Cleveland Museum of Art Examines the Spooky Works of Odilion Redon With a Special Exhibition

Share on Nextdoor
click to enlarge Quasimodo, c. 1875–80. Odilon Redon - CMA
Quasimodo, c. 1875–80. Odilon Redon

The Cleveland Museum of Art celebrates the spooky work of the 19th-century French artist,Odilion Redon with the exhibition “Collecting Dreams,” which will run through January 23, 2022 in the CMA’s Julia and Larry Pollock Focus Gallery.

In conjunction with Halloween and this exhibition, Literary Cleveland will also host “Noir: Writing Inspired by Odilon Redon,” a reading of dark, fantastic, spooky and suspenseful writing inspired by the Redon’s visionary works in the Morley Family Lecture Hall from 7 to 8 p.m. Friday October 29.

Participants include Andrea Imdacha, Kurt Fawver, Aparna Paul and others.

Odilon Redon (1840–1916) was known as “the prince of mysterious dreams” for creating paintings, drawings and prints that blend fantasy, literature and the subconscious. This included subject matter like ghouls, monsters and sorcerers along with religious iconography such as Jesus and angels.

On view for the first time is a newly acquired (2020) charcoal drawing of Quasimodo, a character and the main protagonist of the novel The Hunchback of Notre-Dame (1831) by Victor Hugo, who Redon was enamored with. The character of Quasimodo has been portrayed throughout history in plays, films and musicals, including Disney’s animated adaptation in 1996. “Collecting Dreams” reveals Redon’s history in Cleveland and introduces the phases of his career and work.

The Quasimodo piece is from a group of drawings that Redon termed “noirs” for their use of black materials, such as charcoal, and their foreboding mood. This work is an exceptional example of the artist’s experimentation with materials. The exhibition also highlights a significant painting by Redon entitled Andromeda (1912), which was first exhibited in the United States by CMA in 1926, alongside works by Redon from Cleveland’s collection.

“The CMA was among the first American museums to collect the work of this groundbreaking artist, and early gifts and purchases earned the museum an international reputation as the most important repository of Redon’s work outside France,” said William M. Griswold, director of the CMA. “The exhibition chronicles nearly 100 years of collecting, and we look forward to sharing these important and enigmatic works with our visitors.”

Redon, had a brief stint studying art in Paris before rejecting his formal training there, finding it too conservative, before returning to his native Bordeaux in southern France. Over the next decade his work examined often bizarre themes rendered exclusively in black and ranged from inky lithographs to dense charcoal drawings.

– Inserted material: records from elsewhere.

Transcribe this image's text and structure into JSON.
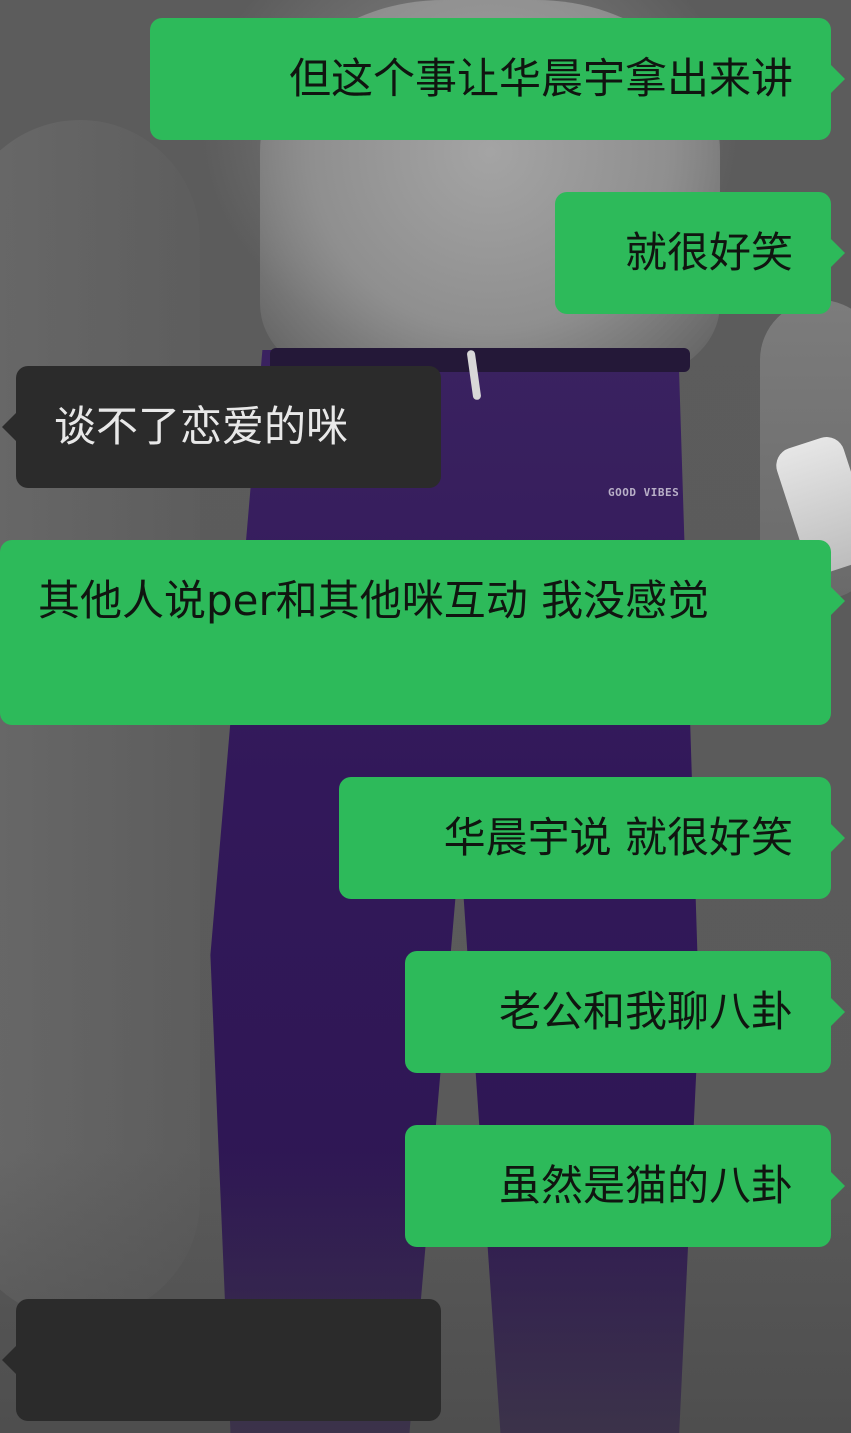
{
  "wallpaper": {
    "logo_text": "GOOD VIBES"
  },
  "messages": [
    {
      "side": "out",
      "text": "但这个事让华晨宇拿出来讲"
    },
    {
      "side": "out",
      "text": "就很好笑"
    },
    {
      "side": "in",
      "text": "谈不了恋爱的咪"
    },
    {
      "side": "out",
      "text": "其他人说per和其他咪互动 我没感觉"
    },
    {
      "side": "out",
      "text": "华晨宇说 就很好笑"
    },
    {
      "side": "out",
      "text": "老公和我聊八卦"
    },
    {
      "side": "out",
      "text": "虽然是猫的八卦"
    },
    {
      "side": "in",
      "text": ""
    }
  ],
  "colors": {
    "outgoing_bubble": "#2dba5a",
    "incoming_bubble": "#2b2b2b",
    "outgoing_text": "#101510",
    "incoming_text": "#e8e8e8"
  }
}
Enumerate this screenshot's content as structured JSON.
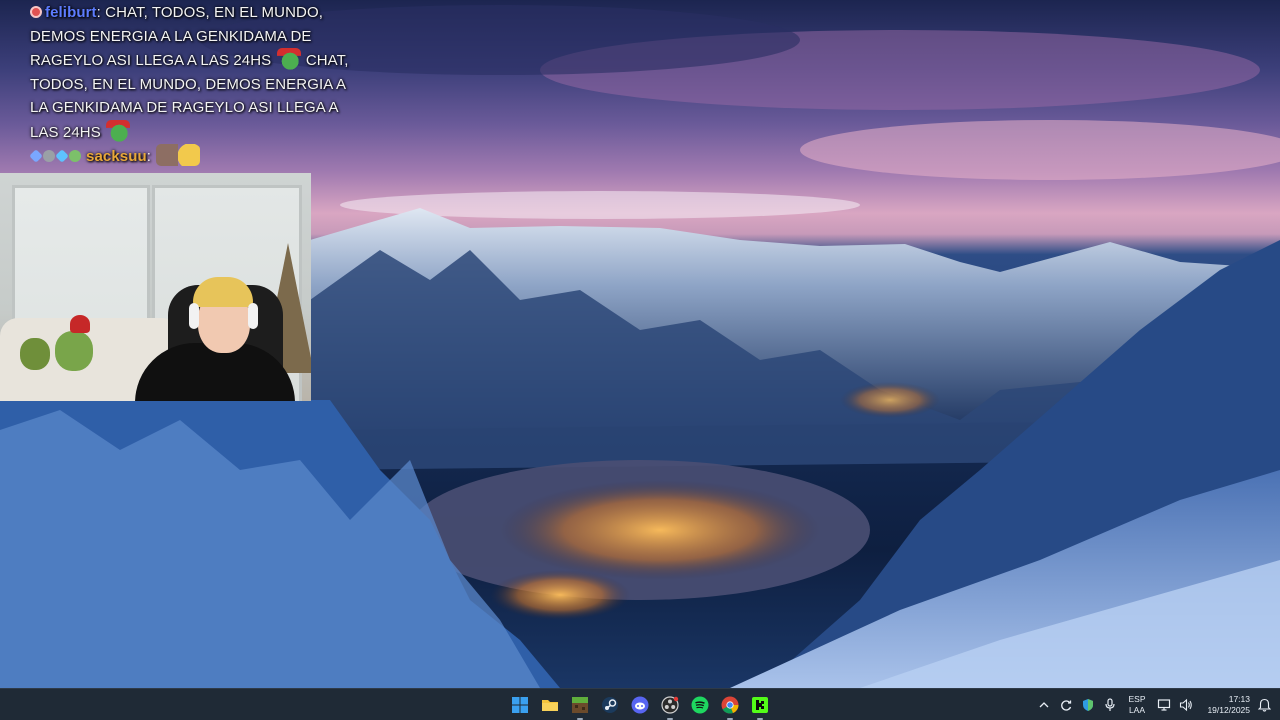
{
  "chat": {
    "messages": [
      {
        "user": "feliburt",
        "text_1": ": CHAT, TODOS, EN EL MUNDO, DEMOS ENERGIA A LA GENKIDAMA DE RAGEYLO ASI LLEGA A LAS 24HS ",
        "text_2": " CHAT, TODOS, EN EL MUNDO, DEMOS ENERGIA A LA GENKIDAMA DE RAGEYLO ASI LLEGA A LAS 24HS "
      },
      {
        "user": "sacksuu",
        "text": ":"
      }
    ]
  },
  "taskbar": {
    "apps": [
      {
        "name": "Start",
        "icon": "windows-icon"
      },
      {
        "name": "File Explorer",
        "icon": "folder-icon"
      },
      {
        "name": "Minecraft",
        "icon": "minecraft-icon"
      },
      {
        "name": "Steam",
        "icon": "steam-icon"
      },
      {
        "name": "Discord",
        "icon": "discord-icon"
      },
      {
        "name": "OBS Studio",
        "icon": "obs-icon"
      },
      {
        "name": "Spotify",
        "icon": "spotify-icon"
      },
      {
        "name": "Chrome",
        "icon": "chrome-icon"
      },
      {
        "name": "Kick",
        "icon": "kick-icon"
      }
    ],
    "tray": {
      "language_line1": "ESP",
      "language_line2": "LAA",
      "time": "17:13",
      "date": "19/12/2025"
    }
  },
  "colors": {
    "taskbar_bg": "#1f2a36",
    "feliburt_name": "#5d7cff",
    "sacksuu_name": "#e9a83a"
  }
}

Around 1890 the artist pivoted when he discovered pastel, a powdery material made from pure pigment. From then on out the artist spent the rest of his career creating work drawing from mythology, religion and his social circle.

“I hope that visitors—even those learning about Redon’s work for the first time—will be drawn in by his strange and fascinating style. His enormously varied paintings, prints, and drawings appealed to the CMA’s early curators when they were still contemporary art and considered extremely speculative purchases for an American museum. These works are rarely on view, and the exhibition is an unprecedented opportunity to learn about this exciting modern artist,” said Britany Salsbury, associate curator of prints and drawings.
Scroll to read more Cleveland News articles


Join Cleveland Scene Newsletters

Subscribe now to get the latest news delivered right to your inbox.